5. Make everything run smoothly with skills and attitude

Always double check you have a good take of every shot you need to get for your edit: write it down if you need to. Only after you have your necessary footage you can film extra shots, don’t miss the point since time flies!

This job involves working under pressure, so keep calm even if everyone else is losing it. Your mind needs to be clear in order to take control of the situation and find quick solutions to unexpected issues. Also keep in mind that most people is not used to be in front of cameras. If you need to film an interview, be friendly and relaxed and guide them through the process, so it can be a nice experience for everyone.


6. It’s editing time! Ask for all extra material you need

Get all the text, images and logos that need to be included in the video (tip: images need to have the highest possible quality). Try to get the client to be as specific as possible so there’s less changes to deal with and the product can be ready as soon as possible.

7. Invite your client to preview the edit

This doesn’t necessarily apply to all projects, but it’s usually quite helpful. If you and your client have time, it always helps to sit together through the editing process. Do this after you have at least a first cut ready: you don’t want to bore your client to death with the so time-consuming first stage of the edit! This method helps you acquire the client’s vision of the product and saves feedback time.
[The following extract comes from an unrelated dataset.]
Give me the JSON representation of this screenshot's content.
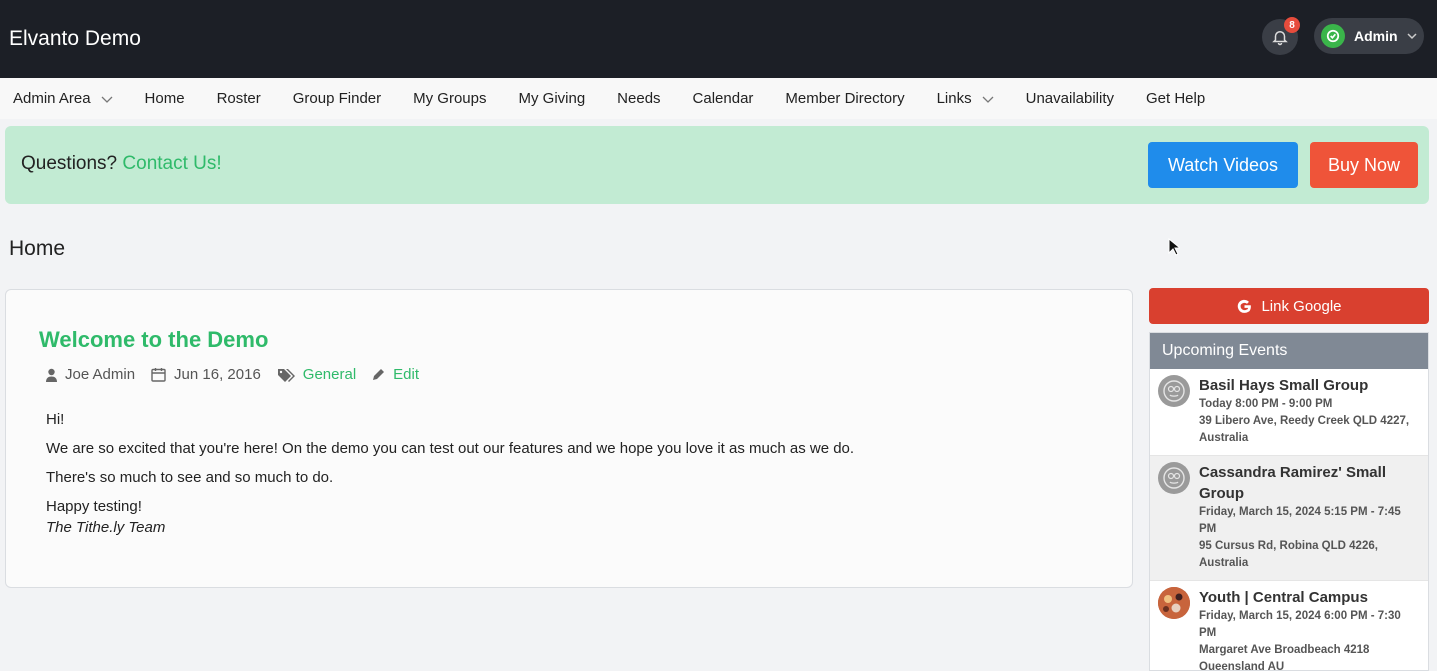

Which brings us to the next step:

8. Add and amend to your client’s taste

Some editors find this surprisingly difficult, but let’s not forget the video belongs ultimately to your client. No matter if they ask you to add a disco song in the background of an economy conference. Even if you know it’s not going to work, keep your personal taste out of the edit if it interferes with what your client wants. At the end of the day, clients can change their minds themselves but if you tell them to, they’ll end up blaming you if they’re not happy with the product. You’re only allowed to warn them about technical aspects of the edit.

That being said, it doesn’t mean you don’t have to…

9. Give advice and opinion if asked

Cast your own critical and knowledgeable eye and ear over the edit. Some clients will trust your opinion on the product, in which case you can use your experience to help them with ideas to make the video as visually attractive as possible.

10. Check everything is correct and deliver in a format that works best for your client

So you have finally finished your edit, time to export it and hand it straight to the client… WRONG! Technical errors can appear after rendering out the video file. Also you may have misspelt a title you typed, or forgotten to make even all audio levels. Watch it all through and make sure it looks exactly the same as it did in your editing software.


Depending on the nature and purpose of the video, clients will have different needs. Here are the most common ones:

  • Videos uploaded straight to Youtube or Vimeo
  • Video file sent via online transfer (they receive an email with a link to download the file)
  • DVD format (in this case you need to hand a master DVD and, optionally, a price for copies can be agreed)

Here’s an example of what your video should look like. Check out our Converge Challenge Event video for Open Innovation: